  • Activation of dinitrogen-derived hafnium nitrides for nucleophilic n?c bond formation with a terminal isocyanate. Semproni SP, Chirik PJ. Angew Chem Int Ed Engl. 2013 Dec 2.
  • Slow DNA Transport through Nanopores in Hafnium Oxide Membranes. Larkin J, Henley R, Bell DC, Cohen-Karni T, Rosenstein JK, Wanunu M. ACS Nano. 2013.
  • Simultaneous determinations of zirconium, hafnium, yttrium and lanthanides in seawater according to a co-precipitation technique onto iron-hydroxide. Raso M, Censi P, Saiano F. Talanta. 2013 Nov
  • Aminopyridinate-FI Hybrids, Their Hafnium and Titanium Complexes, and Their Application in the Living Polymerization of 1-Hexene. Haas I, Dietel T, Press K, Kol M, Kempe R. Chemistry. 2013 Oct.
  • Activation of Dinitrogen-Derived Hafnium Nitrides for Nucleophilic N?C Bond Formation with a Terminal Isocyanate. Semproni SP, Chirik PJ. Angew Chem Int Ed Engl. 2013 Oct 9.
  • Slow DNA Transport through Nanopores in Hafnium Oxide Membranes. Larkin J, Henley R, Bell DC, Cohen-Karni T, Rosenstein JK, Wanunu M. ACS Nano. 2013.
  • Effects of trimethylaluminium and tetrakis(ethylmethylamino) hafnium in the early stages of the atomic-layer-deposition of aluminum oxide and hafnium oxide on hydroxylated GaN nanoclusters. León-Plata PA, Coan MR, Seminario JM. J Mol Model. 2013 Oct.
  • Aminopyridinate-FI Hybrids, Their Hafnium and Titanium Complexes, and Their Application in the Living Polymerization of 1-Hexene. Haas I, Dietel T, Press K, Kol M, Kempe R. Chemistry. 2013 Sep 3.
  • Effects of trimethylaluminium and tetrakis(ethylmethylamino) hafnium in the early stages of the atomic-layer-deposition of aluminum oxide and hafnium oxide on hydroxylated GaN nanoclusters. León-Plata PA, Coan MR, Seminario JM. J Mol Model. 2013.
  • Synthesis of a Base-Free Hafnium Nitride from N2 Cleavage: A Versatile Platform for Dinitrogen Functionalization. Semproni SP, Chirik PJ. J Am Chem Soc. 2013.
  • Zirconium and Hafnium Complexes Containing N-Alkyl-Substituted Amine Biphenolate Ligands: Unexpected Ligand Degradation and Divergent Complex Constitutions Governed by N-Alkyls. Liang LC, Chien CC, Chen MT, Lin ST. Inorg Chem.
  • Hafnium(IV) Tetratriflate as a Glycosyl Fluoride Activation Reagent. Manabe S, Ito Y. J Org Chem.
  • The molecular frame electric dipole moment and hyperfine interactions in hafnium fluoride, HfF. Le A, Steimle TC, Skripnikov L, Titov AV. J Chem Phys. 2013.

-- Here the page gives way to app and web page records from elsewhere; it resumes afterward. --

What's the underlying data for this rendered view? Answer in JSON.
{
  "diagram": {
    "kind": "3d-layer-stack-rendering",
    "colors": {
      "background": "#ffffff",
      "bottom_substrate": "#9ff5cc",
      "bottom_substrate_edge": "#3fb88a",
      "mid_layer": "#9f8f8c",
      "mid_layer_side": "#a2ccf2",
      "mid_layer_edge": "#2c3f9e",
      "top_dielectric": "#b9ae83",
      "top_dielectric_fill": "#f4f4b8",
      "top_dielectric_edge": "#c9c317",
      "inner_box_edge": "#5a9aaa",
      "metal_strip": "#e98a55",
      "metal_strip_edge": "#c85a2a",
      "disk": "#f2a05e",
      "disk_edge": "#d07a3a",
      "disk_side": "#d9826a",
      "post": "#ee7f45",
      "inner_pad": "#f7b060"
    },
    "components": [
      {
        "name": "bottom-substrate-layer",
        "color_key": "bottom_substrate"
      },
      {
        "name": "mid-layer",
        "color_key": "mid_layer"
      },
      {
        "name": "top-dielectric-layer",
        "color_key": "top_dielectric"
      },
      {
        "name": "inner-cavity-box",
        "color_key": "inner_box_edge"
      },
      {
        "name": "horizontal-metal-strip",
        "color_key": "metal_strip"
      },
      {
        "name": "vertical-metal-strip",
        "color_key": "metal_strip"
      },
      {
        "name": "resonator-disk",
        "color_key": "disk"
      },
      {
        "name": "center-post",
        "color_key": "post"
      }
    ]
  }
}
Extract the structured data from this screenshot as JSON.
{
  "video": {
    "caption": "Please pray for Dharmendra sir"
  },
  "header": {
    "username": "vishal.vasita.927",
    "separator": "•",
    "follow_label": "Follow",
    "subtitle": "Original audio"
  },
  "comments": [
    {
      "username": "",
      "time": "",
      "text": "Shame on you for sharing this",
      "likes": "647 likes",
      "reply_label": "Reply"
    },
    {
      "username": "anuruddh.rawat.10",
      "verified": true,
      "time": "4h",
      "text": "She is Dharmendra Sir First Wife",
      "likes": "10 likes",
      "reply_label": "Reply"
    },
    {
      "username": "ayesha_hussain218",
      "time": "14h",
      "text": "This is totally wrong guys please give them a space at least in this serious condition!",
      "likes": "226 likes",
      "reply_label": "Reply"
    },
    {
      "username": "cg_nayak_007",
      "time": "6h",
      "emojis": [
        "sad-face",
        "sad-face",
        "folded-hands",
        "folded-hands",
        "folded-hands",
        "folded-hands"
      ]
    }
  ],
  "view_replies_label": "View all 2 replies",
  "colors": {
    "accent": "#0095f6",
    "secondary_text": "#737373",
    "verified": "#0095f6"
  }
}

Hafnium Isotopes


Naturally occurring hafnium (Hf) has five stable isotopes: 176Hf, 177Hf, 178Hf, 179Hf, and 180Hf.

Nuclide Symbol Isotopic Mass Half-Life Nuclear Spin
176Hf 175.9414086 Observationally Stable 0+
177Hf 176.9432207 Observationally Stable 7/2-
178Hf 177.9436988 Observationally Stable 0+
179Hf 178.9458161 Observationally Stable 9/2+
180Hf 179.9465500 Observationally Stable 0+